SUPPLIED MATERIAL:
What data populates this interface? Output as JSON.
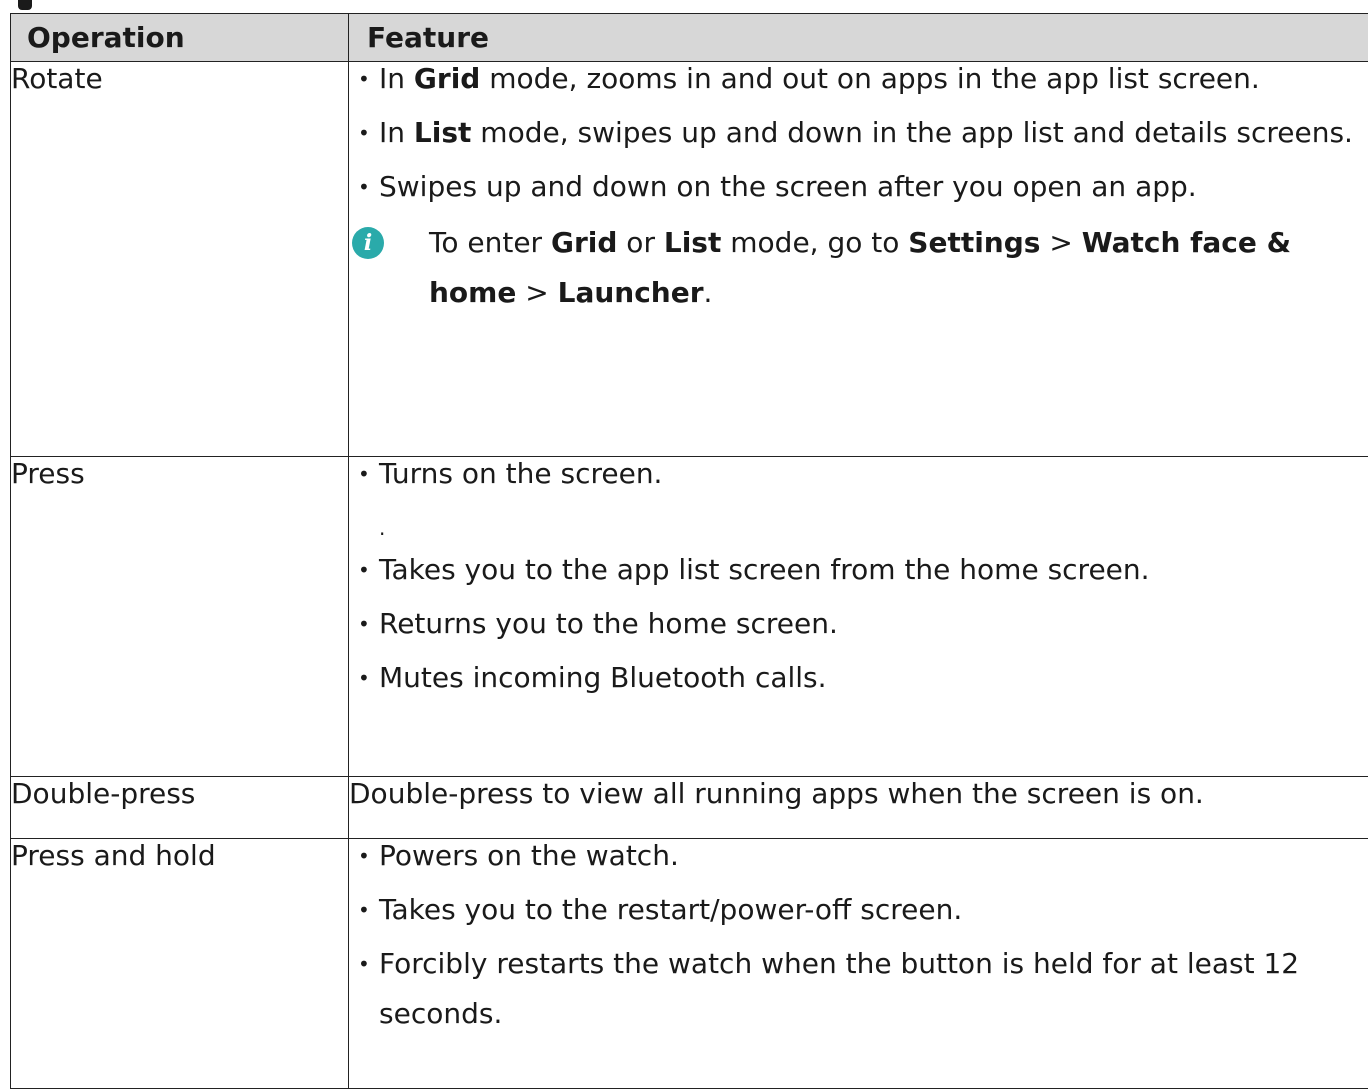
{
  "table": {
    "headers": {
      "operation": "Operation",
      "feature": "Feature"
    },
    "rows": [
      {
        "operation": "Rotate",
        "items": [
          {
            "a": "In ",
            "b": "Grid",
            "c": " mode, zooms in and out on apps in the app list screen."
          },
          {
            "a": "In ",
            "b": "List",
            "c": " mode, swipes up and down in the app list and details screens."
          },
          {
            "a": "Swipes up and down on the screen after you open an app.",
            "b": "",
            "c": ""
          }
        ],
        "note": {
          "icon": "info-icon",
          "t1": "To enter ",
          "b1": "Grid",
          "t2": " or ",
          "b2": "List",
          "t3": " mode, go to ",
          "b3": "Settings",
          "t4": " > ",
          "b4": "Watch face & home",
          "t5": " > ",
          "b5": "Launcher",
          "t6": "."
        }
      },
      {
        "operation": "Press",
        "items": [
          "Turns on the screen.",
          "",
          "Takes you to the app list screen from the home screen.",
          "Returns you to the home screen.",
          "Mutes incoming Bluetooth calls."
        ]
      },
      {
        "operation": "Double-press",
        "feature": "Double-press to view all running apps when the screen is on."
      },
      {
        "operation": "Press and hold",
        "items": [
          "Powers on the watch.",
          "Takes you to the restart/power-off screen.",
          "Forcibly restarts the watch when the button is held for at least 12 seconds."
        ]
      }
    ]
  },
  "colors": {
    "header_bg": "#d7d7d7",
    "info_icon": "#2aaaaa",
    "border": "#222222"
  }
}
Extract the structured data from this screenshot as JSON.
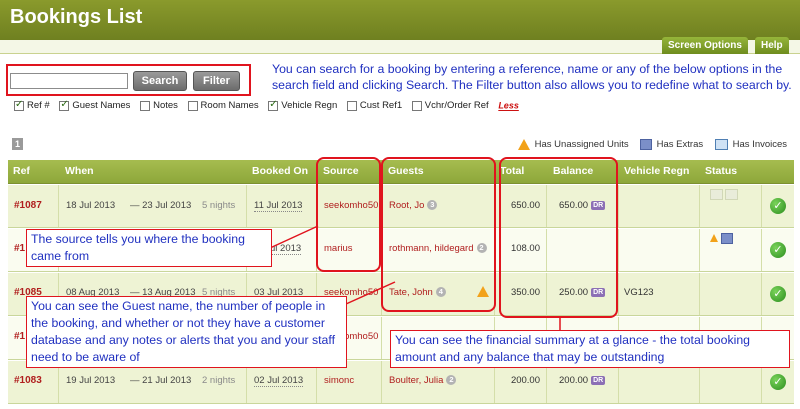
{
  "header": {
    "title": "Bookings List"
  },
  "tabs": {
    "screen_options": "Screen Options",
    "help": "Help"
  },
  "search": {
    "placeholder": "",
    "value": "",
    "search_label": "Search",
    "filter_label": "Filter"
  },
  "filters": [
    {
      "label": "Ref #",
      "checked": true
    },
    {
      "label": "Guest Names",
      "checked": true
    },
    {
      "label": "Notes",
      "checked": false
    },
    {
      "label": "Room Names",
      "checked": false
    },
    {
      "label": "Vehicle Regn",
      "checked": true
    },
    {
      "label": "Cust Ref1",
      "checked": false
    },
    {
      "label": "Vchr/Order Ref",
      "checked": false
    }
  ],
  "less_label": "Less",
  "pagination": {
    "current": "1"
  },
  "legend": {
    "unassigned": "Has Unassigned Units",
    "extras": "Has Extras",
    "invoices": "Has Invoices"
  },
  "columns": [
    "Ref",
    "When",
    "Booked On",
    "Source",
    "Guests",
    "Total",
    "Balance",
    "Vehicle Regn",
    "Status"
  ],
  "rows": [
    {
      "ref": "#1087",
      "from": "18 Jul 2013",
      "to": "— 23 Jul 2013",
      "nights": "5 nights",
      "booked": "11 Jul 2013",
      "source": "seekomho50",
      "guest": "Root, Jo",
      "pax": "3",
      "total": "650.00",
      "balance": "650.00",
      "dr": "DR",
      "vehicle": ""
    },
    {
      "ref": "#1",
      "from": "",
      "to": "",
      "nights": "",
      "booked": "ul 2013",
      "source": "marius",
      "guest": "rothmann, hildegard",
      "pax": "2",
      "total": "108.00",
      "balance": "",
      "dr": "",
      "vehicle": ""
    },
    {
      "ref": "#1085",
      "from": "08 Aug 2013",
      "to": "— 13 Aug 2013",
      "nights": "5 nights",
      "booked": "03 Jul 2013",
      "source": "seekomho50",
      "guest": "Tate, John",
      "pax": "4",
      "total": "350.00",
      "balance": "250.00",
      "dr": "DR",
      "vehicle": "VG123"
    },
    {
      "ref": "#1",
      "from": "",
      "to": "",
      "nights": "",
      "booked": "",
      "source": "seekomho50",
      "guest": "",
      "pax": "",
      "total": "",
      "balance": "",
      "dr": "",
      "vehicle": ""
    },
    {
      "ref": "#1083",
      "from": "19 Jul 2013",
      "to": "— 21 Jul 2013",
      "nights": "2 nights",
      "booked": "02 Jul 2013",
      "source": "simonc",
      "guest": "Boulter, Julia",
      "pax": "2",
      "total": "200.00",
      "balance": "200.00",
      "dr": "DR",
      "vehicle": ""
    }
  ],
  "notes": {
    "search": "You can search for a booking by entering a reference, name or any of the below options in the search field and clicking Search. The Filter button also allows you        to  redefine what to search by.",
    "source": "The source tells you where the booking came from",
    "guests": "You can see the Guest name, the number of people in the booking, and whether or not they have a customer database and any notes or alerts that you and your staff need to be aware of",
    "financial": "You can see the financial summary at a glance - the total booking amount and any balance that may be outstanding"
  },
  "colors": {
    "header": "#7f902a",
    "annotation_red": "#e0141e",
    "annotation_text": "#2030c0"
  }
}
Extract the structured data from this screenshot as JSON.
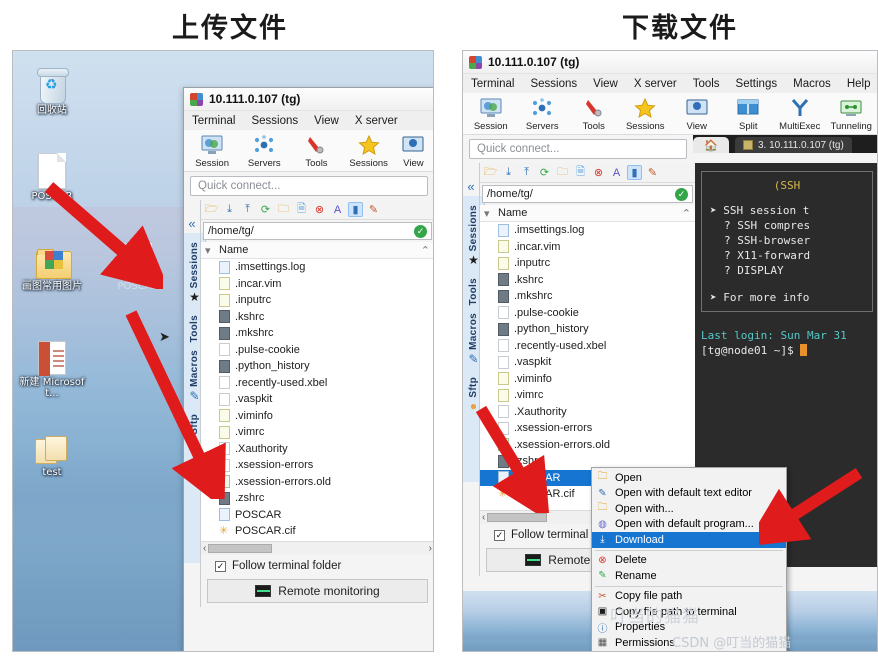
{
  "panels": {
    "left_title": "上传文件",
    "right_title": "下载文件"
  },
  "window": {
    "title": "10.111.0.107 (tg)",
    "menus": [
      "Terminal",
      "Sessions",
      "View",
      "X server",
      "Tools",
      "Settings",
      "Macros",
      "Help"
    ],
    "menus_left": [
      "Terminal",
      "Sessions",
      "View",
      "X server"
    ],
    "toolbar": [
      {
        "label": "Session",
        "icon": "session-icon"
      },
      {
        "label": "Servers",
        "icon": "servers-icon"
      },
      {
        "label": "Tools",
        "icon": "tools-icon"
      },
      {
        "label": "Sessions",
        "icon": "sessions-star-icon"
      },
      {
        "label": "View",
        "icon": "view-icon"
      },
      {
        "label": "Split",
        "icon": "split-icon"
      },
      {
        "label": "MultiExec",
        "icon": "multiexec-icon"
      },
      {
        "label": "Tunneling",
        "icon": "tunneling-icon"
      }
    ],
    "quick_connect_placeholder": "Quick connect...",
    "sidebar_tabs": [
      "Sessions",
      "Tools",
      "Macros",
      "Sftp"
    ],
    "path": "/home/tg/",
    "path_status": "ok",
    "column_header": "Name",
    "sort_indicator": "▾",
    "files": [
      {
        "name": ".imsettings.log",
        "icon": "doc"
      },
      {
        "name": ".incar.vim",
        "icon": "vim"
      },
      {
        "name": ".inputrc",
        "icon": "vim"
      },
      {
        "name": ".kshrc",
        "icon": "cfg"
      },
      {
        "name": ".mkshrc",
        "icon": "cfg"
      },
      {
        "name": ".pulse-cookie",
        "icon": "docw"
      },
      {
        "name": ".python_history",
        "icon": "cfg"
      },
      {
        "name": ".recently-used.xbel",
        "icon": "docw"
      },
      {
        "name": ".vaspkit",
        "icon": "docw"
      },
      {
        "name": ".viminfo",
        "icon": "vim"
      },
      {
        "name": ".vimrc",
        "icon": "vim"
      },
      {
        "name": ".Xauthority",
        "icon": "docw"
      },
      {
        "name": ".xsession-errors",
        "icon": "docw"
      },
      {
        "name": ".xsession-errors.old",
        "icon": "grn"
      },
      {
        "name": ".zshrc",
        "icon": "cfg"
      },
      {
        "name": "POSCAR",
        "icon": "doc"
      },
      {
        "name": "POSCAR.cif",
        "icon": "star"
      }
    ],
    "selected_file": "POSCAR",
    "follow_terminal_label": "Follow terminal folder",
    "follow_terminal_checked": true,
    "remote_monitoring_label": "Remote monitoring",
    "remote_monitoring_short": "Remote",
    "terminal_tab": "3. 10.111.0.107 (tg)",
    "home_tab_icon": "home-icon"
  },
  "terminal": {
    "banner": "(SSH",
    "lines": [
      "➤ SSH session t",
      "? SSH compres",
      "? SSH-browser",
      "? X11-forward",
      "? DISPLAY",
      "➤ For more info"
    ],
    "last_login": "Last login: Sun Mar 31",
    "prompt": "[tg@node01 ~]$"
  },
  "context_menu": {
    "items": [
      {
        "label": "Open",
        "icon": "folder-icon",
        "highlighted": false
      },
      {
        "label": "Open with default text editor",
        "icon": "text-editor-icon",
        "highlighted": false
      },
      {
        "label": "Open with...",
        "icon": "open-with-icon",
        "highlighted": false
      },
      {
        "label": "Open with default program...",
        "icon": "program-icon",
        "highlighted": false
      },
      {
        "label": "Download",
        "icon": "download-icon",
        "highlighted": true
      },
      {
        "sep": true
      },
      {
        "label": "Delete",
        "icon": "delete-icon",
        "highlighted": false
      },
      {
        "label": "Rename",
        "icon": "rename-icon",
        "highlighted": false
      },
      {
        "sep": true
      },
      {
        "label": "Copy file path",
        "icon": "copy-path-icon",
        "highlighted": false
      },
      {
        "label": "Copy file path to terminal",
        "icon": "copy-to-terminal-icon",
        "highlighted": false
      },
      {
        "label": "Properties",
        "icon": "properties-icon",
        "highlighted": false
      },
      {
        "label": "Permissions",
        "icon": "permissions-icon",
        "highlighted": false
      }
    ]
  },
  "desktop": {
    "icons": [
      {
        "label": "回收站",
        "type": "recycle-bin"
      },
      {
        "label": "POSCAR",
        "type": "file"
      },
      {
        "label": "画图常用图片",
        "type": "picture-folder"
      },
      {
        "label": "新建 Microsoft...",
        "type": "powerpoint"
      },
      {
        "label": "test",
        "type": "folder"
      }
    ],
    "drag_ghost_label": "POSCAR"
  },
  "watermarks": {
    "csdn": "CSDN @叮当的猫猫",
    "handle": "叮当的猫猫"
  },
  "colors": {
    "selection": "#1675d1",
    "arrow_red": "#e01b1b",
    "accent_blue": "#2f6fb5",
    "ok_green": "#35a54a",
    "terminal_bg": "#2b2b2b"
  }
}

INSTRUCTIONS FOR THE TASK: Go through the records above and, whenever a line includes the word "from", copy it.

WRITTEN SOLUTION:
          "Takes you to the app list screen from the home screen.",
Extract the structured data from this screenshot as JSON.
      "from": "18 Jul 2013",
      "from": "",
      "from": "08 Aug 2013",
      "from": "",
      "from": "19 Jul 2013",
    "source": "The source tells you where the booking came from",
Extract the structured data from this screenshot as JSON.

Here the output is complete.